5 of 5 people found the following review helpful
Despite Mary Cassatt's continuing resurgence in popularity as an artist since the 1970s, prior to this volume her biographers had missed the boat. As a result, most people who admire Ms. Cassatt's wonderful paintings are filled with inaccurate beliefs about her life and the condition of women artists during her life. If you care enough about her work to want to correct those mistaken beliefs, please do read this volume. You'll also learn even more if you follow that reading by also looking at Cassatt: A Retrospective by the same author, Nancy Mowll Mathews.
Mary Cassatt is an elusive subject for several reasons. She didn't write many letters, often didn't care what others thought of her and wasn't written about by others nearly as often as she deserved. In addition, her role as an iconic woman pioneer in the Impressionist movement has caused many to "interpret" her life to explain other agendas.
The reality is much more interesting than the misinformation. At a young age, she was exposed to the leading cultural events in Europe . . . a rarity for any American. Her mother was probably one of the most intelligent and capable women of her generation anywhere. The family moved around constantly in rented homes to stay close to the various children and business opportunities. Only after her father's death was Ms. Cassatt able to purchase and enjoy a home. Contrary to popular belief today, it wasn't at all unusual for women to pursue painting careers. In fact, the Louvre was full of American women painting copies of the masterpieces there. What was unusual was for a woman to be viewed as the peer of the best male artists. Ms. Cassatt clearly reached that pinnacle during her Impressionist years and beyond. Much to her own disgust, she let herself be led into painting the mother and child paintings that we all love so much by the marketing plans of her gallery . . . rather than her own passion. Although profitable, this path was in her view a diversion from her better work. Paradoxically, Ms. Cassatt's two bothers were even more famous in their day than she was . . . even though we have barely heard of them today. Her older brother was, in fact, one of the most important railroad developers in the eastern United States. As head of the Pennsylvania Railroad, he directed the development of the railroad tunnel into Manhattan.
Ms. Mathews does a nice job of balancing what is known from what is not . . . while pointing out what the possibilities were. As a result of this biography, I felt I knew the real Mary Cassatt for the first time.

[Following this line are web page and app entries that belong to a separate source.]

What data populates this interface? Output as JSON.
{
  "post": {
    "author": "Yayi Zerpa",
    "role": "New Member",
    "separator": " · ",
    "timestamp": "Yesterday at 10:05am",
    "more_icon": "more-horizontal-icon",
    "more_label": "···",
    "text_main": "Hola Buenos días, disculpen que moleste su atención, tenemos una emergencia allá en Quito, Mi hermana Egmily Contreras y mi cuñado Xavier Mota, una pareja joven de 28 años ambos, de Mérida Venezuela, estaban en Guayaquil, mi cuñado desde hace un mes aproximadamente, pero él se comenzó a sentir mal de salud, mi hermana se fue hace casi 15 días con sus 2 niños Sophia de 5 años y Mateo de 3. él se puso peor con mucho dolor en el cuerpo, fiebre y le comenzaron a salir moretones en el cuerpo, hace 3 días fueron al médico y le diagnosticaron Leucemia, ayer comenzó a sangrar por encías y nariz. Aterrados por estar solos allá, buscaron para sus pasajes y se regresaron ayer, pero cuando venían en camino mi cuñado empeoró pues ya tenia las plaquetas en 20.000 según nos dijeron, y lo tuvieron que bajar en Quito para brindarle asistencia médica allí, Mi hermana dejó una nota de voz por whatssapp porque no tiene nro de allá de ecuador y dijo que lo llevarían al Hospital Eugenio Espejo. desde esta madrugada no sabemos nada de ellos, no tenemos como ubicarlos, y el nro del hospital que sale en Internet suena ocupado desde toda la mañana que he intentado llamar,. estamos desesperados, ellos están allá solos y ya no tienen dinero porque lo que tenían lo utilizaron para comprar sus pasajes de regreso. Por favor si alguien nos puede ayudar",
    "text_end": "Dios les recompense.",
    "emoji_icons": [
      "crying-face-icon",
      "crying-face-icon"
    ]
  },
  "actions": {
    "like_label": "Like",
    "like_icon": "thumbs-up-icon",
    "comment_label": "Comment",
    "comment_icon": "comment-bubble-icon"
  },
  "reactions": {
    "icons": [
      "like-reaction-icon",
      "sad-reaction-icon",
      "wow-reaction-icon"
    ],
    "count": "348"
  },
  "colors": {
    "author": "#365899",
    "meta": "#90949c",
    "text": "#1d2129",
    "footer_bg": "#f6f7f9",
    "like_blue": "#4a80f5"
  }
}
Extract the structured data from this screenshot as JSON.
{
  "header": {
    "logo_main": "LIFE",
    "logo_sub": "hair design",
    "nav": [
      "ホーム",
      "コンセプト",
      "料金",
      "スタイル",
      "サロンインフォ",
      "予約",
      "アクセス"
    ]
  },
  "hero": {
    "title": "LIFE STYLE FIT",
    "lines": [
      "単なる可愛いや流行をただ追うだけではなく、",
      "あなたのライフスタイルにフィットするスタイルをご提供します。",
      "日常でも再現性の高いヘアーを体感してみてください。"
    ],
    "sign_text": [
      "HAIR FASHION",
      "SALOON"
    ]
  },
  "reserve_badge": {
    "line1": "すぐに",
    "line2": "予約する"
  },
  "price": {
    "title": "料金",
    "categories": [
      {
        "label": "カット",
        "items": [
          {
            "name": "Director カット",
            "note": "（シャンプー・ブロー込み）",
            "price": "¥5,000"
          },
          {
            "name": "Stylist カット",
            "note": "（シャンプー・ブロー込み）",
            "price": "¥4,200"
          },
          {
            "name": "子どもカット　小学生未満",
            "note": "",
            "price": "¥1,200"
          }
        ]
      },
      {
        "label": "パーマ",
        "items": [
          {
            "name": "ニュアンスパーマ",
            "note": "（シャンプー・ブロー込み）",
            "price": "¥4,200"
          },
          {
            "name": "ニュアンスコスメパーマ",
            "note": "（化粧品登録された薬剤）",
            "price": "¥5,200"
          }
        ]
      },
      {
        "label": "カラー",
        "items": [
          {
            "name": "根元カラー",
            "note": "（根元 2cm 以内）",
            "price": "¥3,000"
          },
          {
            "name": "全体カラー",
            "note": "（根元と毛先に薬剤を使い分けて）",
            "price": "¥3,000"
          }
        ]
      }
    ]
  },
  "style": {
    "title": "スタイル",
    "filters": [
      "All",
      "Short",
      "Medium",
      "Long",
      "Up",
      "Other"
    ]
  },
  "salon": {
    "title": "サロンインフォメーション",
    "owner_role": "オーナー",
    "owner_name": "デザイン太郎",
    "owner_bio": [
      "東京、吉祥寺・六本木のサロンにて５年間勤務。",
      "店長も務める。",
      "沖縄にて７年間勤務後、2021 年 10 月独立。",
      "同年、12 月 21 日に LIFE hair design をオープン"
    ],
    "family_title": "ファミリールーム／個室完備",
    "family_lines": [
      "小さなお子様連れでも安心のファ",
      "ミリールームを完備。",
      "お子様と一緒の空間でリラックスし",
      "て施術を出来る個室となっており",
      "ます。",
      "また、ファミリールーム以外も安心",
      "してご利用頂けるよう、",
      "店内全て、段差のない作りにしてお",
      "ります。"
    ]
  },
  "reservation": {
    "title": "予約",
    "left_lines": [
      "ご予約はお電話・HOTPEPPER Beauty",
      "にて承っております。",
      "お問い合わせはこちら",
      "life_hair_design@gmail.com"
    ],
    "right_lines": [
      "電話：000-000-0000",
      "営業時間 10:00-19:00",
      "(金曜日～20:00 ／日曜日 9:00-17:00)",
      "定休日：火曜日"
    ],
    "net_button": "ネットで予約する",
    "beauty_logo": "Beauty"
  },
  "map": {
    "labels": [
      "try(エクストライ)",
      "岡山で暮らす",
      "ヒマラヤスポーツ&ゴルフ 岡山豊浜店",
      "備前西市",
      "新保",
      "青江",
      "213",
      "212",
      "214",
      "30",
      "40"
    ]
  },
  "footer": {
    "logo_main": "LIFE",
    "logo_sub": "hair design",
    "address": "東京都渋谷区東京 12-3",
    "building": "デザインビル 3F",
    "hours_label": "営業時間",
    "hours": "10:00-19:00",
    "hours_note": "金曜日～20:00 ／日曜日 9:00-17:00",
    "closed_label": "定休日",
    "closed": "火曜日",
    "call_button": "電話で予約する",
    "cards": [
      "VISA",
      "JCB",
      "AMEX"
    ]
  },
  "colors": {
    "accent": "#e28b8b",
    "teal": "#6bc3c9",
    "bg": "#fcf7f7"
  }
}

Bravo, Ms. Mathews!
3 of 3 people found the following review helpful
on 25 January 2011
Based on the great review above I decided to buy this book to learn more about the artist. I was very disappointed to find that all the illustrations are shown in black and white. Such a large part of the learning and appreciation comes from seeing the paintings as they should be - in colour. I am still deciding whether to keep the book or not. It may prove to be the definitive biography for our generation, as claimed on the back cover, but I do feel disappointed and less motivated to read it!